Records from a data source
★ ★ ★ ★

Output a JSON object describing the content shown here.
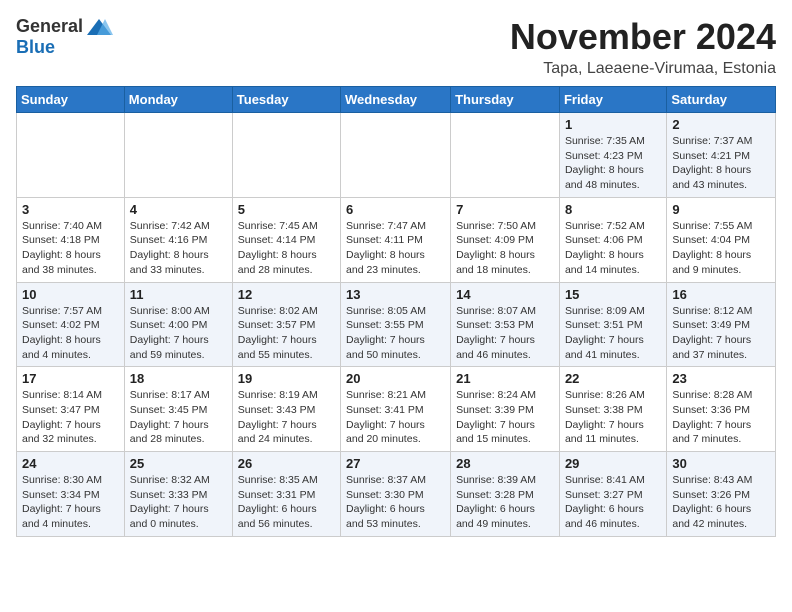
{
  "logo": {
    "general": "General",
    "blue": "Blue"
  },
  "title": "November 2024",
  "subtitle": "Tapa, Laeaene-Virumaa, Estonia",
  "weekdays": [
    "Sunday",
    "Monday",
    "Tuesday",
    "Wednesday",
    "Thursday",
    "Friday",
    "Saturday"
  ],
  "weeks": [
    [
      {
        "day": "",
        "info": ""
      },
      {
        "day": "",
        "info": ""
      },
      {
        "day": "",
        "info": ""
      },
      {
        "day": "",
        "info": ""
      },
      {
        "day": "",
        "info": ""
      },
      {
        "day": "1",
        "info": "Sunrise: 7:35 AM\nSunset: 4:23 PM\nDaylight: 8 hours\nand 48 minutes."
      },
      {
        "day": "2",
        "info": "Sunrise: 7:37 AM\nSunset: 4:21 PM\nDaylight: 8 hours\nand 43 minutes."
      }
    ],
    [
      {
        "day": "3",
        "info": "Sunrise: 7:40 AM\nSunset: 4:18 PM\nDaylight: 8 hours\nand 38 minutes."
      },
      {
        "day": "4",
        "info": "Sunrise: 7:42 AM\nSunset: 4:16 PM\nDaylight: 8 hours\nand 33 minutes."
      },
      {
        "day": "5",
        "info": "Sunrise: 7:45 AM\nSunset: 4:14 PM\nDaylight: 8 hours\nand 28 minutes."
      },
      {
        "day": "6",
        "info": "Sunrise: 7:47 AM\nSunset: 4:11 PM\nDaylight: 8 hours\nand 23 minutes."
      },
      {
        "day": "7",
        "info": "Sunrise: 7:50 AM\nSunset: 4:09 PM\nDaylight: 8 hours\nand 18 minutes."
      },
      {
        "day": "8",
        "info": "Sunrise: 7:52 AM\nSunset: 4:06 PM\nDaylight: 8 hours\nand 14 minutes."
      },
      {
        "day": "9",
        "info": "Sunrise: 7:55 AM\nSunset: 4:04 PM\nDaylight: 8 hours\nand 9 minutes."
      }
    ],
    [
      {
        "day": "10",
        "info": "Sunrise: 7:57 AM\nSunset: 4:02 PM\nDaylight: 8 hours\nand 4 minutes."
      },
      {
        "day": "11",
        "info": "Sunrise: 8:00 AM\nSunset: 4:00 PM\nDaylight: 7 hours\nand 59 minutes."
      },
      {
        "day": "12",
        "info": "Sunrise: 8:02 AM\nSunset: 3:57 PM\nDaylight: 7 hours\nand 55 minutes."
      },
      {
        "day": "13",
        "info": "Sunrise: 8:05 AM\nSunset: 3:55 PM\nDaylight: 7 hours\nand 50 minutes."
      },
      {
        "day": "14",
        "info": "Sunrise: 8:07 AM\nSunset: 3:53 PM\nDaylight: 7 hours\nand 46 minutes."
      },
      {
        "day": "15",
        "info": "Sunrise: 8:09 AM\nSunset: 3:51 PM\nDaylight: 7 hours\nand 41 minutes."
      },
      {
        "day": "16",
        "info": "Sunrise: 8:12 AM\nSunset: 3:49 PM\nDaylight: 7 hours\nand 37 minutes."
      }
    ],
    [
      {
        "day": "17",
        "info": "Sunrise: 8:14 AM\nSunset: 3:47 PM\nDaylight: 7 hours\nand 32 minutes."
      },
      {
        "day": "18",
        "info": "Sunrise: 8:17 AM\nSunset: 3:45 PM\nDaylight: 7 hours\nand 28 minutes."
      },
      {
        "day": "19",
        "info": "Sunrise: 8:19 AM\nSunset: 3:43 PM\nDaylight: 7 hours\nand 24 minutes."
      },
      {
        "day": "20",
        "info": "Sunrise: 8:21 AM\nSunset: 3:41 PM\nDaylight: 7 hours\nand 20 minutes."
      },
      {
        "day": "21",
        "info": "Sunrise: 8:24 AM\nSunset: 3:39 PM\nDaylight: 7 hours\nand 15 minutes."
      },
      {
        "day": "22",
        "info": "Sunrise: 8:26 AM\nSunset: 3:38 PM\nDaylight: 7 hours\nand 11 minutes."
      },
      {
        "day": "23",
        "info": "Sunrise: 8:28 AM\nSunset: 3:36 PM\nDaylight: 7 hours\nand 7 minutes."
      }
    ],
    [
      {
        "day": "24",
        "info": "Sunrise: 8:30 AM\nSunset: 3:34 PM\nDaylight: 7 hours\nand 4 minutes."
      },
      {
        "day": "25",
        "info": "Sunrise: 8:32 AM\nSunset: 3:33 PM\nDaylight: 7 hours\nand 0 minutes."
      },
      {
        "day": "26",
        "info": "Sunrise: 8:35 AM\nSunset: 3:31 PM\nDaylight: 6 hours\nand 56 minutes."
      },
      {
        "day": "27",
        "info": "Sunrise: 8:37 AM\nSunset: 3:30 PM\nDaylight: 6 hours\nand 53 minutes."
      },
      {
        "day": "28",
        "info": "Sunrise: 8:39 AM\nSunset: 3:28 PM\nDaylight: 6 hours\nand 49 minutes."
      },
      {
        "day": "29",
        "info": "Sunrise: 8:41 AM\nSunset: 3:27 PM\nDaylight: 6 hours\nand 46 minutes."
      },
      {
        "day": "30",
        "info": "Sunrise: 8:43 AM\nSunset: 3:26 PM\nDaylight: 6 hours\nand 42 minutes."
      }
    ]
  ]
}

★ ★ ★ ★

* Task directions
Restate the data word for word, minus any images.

* Task solution
Output a JSON object describing the content shown here.
{
  "logo": {
    "general": "General",
    "blue": "Blue"
  },
  "title": "November 2024",
  "subtitle": "Tapa, Laeaene-Virumaa, Estonia",
  "weekdays": [
    "Sunday",
    "Monday",
    "Tuesday",
    "Wednesday",
    "Thursday",
    "Friday",
    "Saturday"
  ],
  "weeks": [
    [
      {
        "day": "",
        "info": ""
      },
      {
        "day": "",
        "info": ""
      },
      {
        "day": "",
        "info": ""
      },
      {
        "day": "",
        "info": ""
      },
      {
        "day": "",
        "info": ""
      },
      {
        "day": "1",
        "info": "Sunrise: 7:35 AM\nSunset: 4:23 PM\nDaylight: 8 hours\nand 48 minutes."
      },
      {
        "day": "2",
        "info": "Sunrise: 7:37 AM\nSunset: 4:21 PM\nDaylight: 8 hours\nand 43 minutes."
      }
    ],
    [
      {
        "day": "3",
        "info": "Sunrise: 7:40 AM\nSunset: 4:18 PM\nDaylight: 8 hours\nand 38 minutes."
      },
      {
        "day": "4",
        "info": "Sunrise: 7:42 AM\nSunset: 4:16 PM\nDaylight: 8 hours\nand 33 minutes."
      },
      {
        "day": "5",
        "info": "Sunrise: 7:45 AM\nSunset: 4:14 PM\nDaylight: 8 hours\nand 28 minutes."
      },
      {
        "day": "6",
        "info": "Sunrise: 7:47 AM\nSunset: 4:11 PM\nDaylight: 8 hours\nand 23 minutes."
      },
      {
        "day": "7",
        "info": "Sunrise: 7:50 AM\nSunset: 4:09 PM\nDaylight: 8 hours\nand 18 minutes."
      },
      {
        "day": "8",
        "info": "Sunrise: 7:52 AM\nSunset: 4:06 PM\nDaylight: 8 hours\nand 14 minutes."
      },
      {
        "day": "9",
        "info": "Sunrise: 7:55 AM\nSunset: 4:04 PM\nDaylight: 8 hours\nand 9 minutes."
      }
    ],
    [
      {
        "day": "10",
        "info": "Sunrise: 7:57 AM\nSunset: 4:02 PM\nDaylight: 8 hours\nand 4 minutes."
      },
      {
        "day": "11",
        "info": "Sunrise: 8:00 AM\nSunset: 4:00 PM\nDaylight: 7 hours\nand 59 minutes."
      },
      {
        "day": "12",
        "info": "Sunrise: 8:02 AM\nSunset: 3:57 PM\nDaylight: 7 hours\nand 55 minutes."
      },
      {
        "day": "13",
        "info": "Sunrise: 8:05 AM\nSunset: 3:55 PM\nDaylight: 7 hours\nand 50 minutes."
      },
      {
        "day": "14",
        "info": "Sunrise: 8:07 AM\nSunset: 3:53 PM\nDaylight: 7 hours\nand 46 minutes."
      },
      {
        "day": "15",
        "info": "Sunrise: 8:09 AM\nSunset: 3:51 PM\nDaylight: 7 hours\nand 41 minutes."
      },
      {
        "day": "16",
        "info": "Sunrise: 8:12 AM\nSunset: 3:49 PM\nDaylight: 7 hours\nand 37 minutes."
      }
    ],
    [
      {
        "day": "17",
        "info": "Sunrise: 8:14 AM\nSunset: 3:47 PM\nDaylight: 7 hours\nand 32 minutes."
      },
      {
        "day": "18",
        "info": "Sunrise: 8:17 AM\nSunset: 3:45 PM\nDaylight: 7 hours\nand 28 minutes."
      },
      {
        "day": "19",
        "info": "Sunrise: 8:19 AM\nSunset: 3:43 PM\nDaylight: 7 hours\nand 24 minutes."
      },
      {
        "day": "20",
        "info": "Sunrise: 8:21 AM\nSunset: 3:41 PM\nDaylight: 7 hours\nand 20 minutes."
      },
      {
        "day": "21",
        "info": "Sunrise: 8:24 AM\nSunset: 3:39 PM\nDaylight: 7 hours\nand 15 minutes."
      },
      {
        "day": "22",
        "info": "Sunrise: 8:26 AM\nSunset: 3:38 PM\nDaylight: 7 hours\nand 11 minutes."
      },
      {
        "day": "23",
        "info": "Sunrise: 8:28 AM\nSunset: 3:36 PM\nDaylight: 7 hours\nand 7 minutes."
      }
    ],
    [
      {
        "day": "24",
        "info": "Sunrise: 8:30 AM\nSunset: 3:34 PM\nDaylight: 7 hours\nand 4 minutes."
      },
      {
        "day": "25",
        "info": "Sunrise: 8:32 AM\nSunset: 3:33 PM\nDaylight: 7 hours\nand 0 minutes."
      },
      {
        "day": "26",
        "info": "Sunrise: 8:35 AM\nSunset: 3:31 PM\nDaylight: 6 hours\nand 56 minutes."
      },
      {
        "day": "27",
        "info": "Sunrise: 8:37 AM\nSunset: 3:30 PM\nDaylight: 6 hours\nand 53 minutes."
      },
      {
        "day": "28",
        "info": "Sunrise: 8:39 AM\nSunset: 3:28 PM\nDaylight: 6 hours\nand 49 minutes."
      },
      {
        "day": "29",
        "info": "Sunrise: 8:41 AM\nSunset: 3:27 PM\nDaylight: 6 hours\nand 46 minutes."
      },
      {
        "day": "30",
        "info": "Sunrise: 8:43 AM\nSunset: 3:26 PM\nDaylight: 6 hours\nand 42 minutes."
      }
    ]
  ]
}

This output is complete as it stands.